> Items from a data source
------------------------------
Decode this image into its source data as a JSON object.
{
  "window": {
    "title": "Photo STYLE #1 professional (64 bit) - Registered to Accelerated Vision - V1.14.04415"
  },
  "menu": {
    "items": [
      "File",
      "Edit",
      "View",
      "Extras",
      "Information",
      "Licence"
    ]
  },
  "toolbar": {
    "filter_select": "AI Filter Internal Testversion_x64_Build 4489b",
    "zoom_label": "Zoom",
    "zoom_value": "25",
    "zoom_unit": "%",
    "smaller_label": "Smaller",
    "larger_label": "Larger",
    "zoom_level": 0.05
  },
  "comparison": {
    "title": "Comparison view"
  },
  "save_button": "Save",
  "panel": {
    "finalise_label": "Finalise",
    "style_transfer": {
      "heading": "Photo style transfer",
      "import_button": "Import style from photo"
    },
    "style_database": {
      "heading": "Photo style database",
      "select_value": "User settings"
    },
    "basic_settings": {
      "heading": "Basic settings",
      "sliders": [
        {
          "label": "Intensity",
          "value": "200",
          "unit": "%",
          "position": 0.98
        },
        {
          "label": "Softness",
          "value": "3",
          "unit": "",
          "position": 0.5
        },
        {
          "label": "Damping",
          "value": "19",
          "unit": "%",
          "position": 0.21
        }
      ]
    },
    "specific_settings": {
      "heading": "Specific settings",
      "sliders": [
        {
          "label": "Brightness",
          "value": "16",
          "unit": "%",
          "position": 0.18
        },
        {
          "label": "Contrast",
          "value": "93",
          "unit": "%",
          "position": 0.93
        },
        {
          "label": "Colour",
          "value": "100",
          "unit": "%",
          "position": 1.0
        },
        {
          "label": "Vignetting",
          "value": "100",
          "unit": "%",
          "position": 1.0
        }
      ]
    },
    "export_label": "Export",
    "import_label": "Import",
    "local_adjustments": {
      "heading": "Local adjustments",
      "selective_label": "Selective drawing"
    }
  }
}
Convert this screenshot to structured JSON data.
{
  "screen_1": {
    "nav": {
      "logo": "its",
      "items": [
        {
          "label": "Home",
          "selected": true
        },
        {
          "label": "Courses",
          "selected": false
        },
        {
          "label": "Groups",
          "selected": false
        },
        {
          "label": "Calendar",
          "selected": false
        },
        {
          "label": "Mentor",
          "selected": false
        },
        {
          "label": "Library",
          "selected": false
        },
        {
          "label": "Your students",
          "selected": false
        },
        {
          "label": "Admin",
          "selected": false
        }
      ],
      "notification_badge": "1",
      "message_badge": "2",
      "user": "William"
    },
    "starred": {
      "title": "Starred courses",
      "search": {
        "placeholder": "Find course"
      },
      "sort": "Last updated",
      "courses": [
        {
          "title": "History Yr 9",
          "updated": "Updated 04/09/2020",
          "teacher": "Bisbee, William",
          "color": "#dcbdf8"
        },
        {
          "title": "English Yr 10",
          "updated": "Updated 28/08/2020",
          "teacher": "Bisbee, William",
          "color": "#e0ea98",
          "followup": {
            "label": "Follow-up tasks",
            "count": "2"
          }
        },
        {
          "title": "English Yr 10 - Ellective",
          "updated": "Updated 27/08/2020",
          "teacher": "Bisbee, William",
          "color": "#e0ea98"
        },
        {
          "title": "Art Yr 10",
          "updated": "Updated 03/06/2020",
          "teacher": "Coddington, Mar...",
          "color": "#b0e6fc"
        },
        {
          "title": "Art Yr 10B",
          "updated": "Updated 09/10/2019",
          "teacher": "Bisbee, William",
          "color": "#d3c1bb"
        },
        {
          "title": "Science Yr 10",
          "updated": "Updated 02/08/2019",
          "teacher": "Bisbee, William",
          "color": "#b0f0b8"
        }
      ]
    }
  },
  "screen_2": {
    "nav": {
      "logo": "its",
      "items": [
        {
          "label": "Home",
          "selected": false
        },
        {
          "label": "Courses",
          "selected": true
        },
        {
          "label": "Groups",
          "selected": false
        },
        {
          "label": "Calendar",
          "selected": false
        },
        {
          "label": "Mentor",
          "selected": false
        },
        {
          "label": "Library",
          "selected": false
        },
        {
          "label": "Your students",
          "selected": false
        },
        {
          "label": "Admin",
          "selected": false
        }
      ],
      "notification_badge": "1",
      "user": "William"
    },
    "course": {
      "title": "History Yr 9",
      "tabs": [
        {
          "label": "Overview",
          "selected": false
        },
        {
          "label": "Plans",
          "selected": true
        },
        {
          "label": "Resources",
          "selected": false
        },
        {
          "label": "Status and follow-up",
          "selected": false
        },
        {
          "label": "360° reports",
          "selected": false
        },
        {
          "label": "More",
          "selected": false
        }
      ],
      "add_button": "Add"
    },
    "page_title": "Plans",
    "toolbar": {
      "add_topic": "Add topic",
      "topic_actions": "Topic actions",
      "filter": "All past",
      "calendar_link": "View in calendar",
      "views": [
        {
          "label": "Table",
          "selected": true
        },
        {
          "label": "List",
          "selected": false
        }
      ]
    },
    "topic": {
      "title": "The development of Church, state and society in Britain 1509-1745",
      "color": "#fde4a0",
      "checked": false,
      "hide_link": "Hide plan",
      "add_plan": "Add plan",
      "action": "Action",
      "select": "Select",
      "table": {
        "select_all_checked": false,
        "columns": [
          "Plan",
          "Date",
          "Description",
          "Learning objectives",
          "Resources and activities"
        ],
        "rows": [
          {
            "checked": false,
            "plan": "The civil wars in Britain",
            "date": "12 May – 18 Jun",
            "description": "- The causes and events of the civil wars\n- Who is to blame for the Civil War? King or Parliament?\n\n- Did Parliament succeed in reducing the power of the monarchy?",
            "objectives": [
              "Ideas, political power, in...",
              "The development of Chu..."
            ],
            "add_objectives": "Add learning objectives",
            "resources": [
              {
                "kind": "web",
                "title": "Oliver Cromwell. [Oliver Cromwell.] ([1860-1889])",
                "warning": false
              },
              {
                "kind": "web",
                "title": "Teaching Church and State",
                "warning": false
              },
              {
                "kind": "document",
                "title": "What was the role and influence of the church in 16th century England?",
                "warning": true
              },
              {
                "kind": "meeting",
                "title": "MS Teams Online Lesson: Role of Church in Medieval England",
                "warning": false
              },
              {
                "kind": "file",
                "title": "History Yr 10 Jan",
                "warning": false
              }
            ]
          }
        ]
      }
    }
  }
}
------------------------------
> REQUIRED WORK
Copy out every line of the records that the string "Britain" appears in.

> FINAL ANSWER
      "title": "The development of Church, state and society in Britain 1509-1745",
            "plan": "The civil wars in Britain",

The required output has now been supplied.